On Wednesday, Sherman explained his reasoning to reporters:
“There was no whistle,” Sherman said Wednesday. “So the league goes back and hindsights everything and says this and says that because they want to appease the fans, but I know the rulebook, and I know exactly what I was doing on the play.
“It's very similar to a free play for all the uninformed people out there. If you watch Aaron Rodgers or any team, they draw a team offside, and if a guy comes scot-free at the quarterback and he's about to get hit in the face, the refs will usually blow it dead then so the quarterback doesn't get hit. But if a guy's not coming scot-free, they'll let the play go on, and a lot of teams score touchdowns like that. They were doing the same thing. If the kick would have gone through, they would have said good kick, declined the penalty, field goal good. They've got three points. But they didn't blow the ball dead until he kicked it, so that is what it is.”
According to a separate report from ESPN.com, Monday night's officiating crew is not expected to be disciplined for the failure to blow the whistle dead or any of the other potential mistakes made at the end of the half:

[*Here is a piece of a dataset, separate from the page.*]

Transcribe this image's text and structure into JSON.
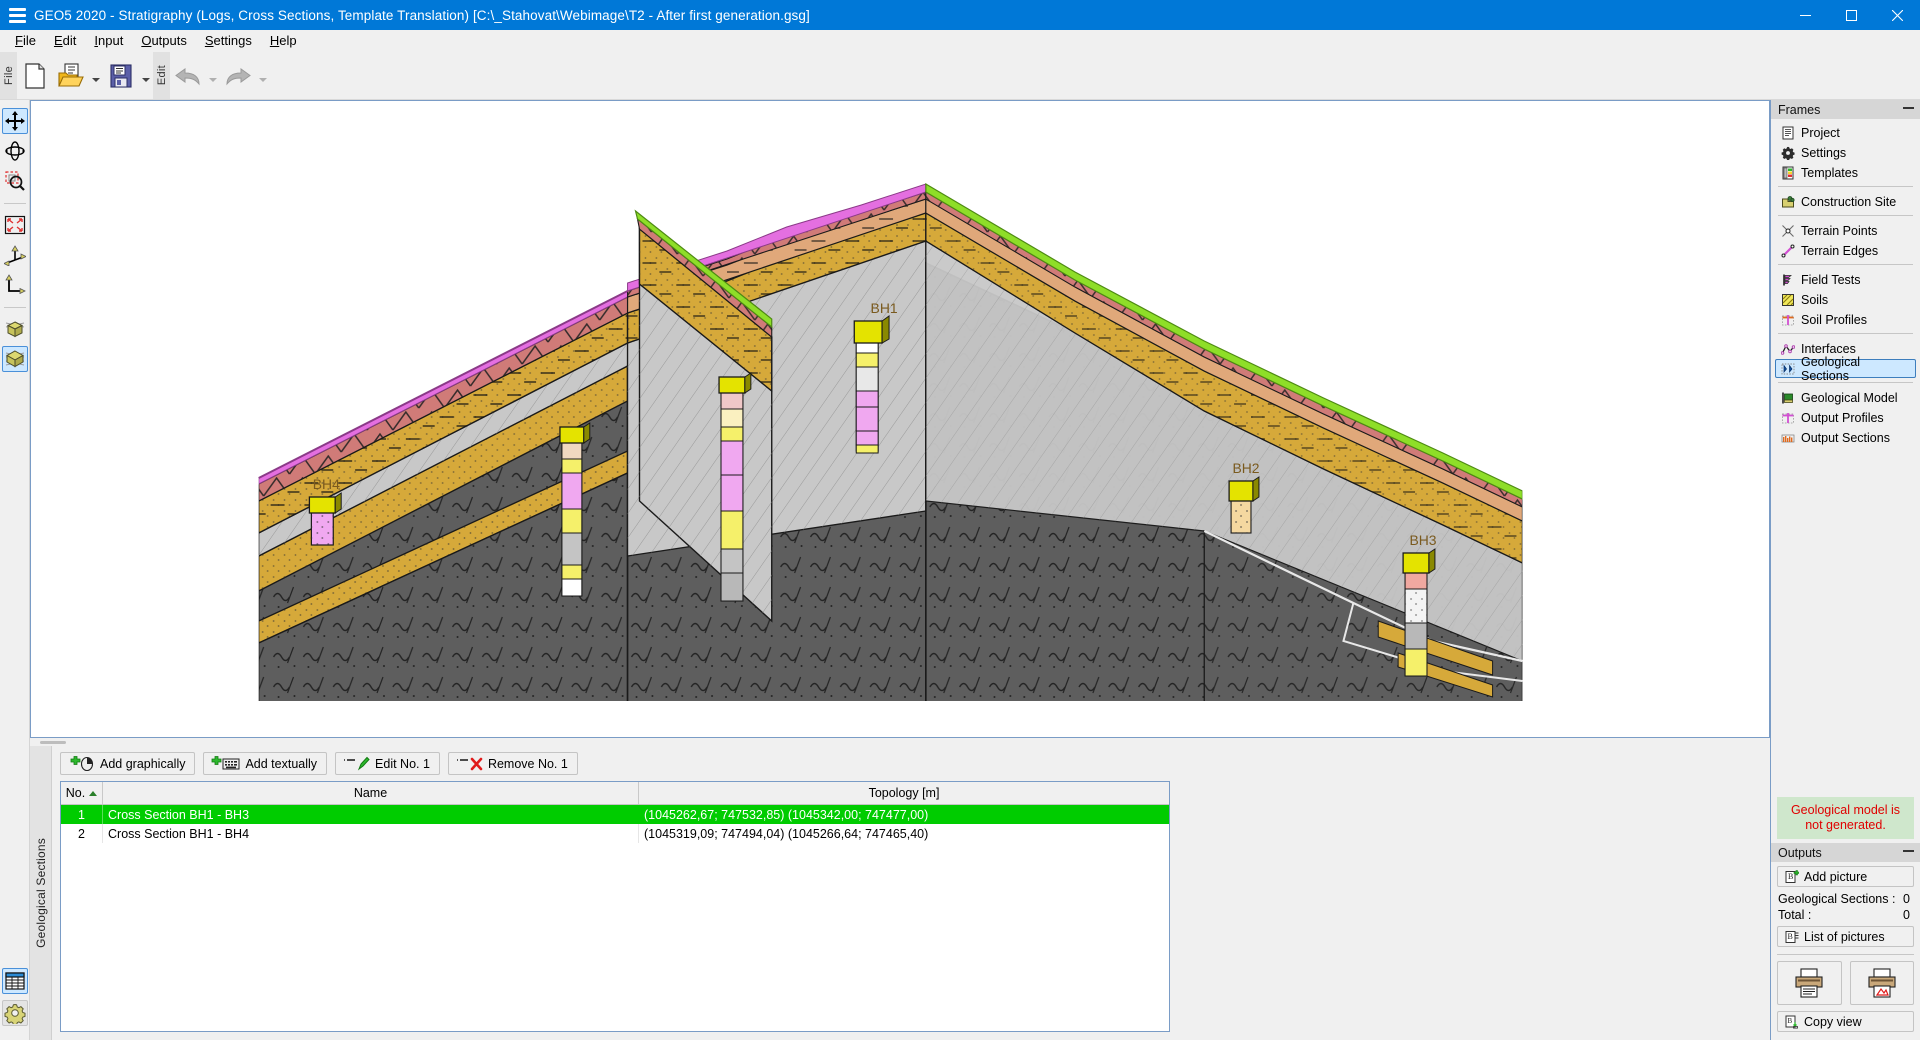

The crew members will, however, be evaluated under the standard process that holds them accountable for every call in each game, those they make and those they do not. Grades accumulate throughout season and top-rated officials receive postseason assignments. Officials who perform below standard are let go if they don't show improvement.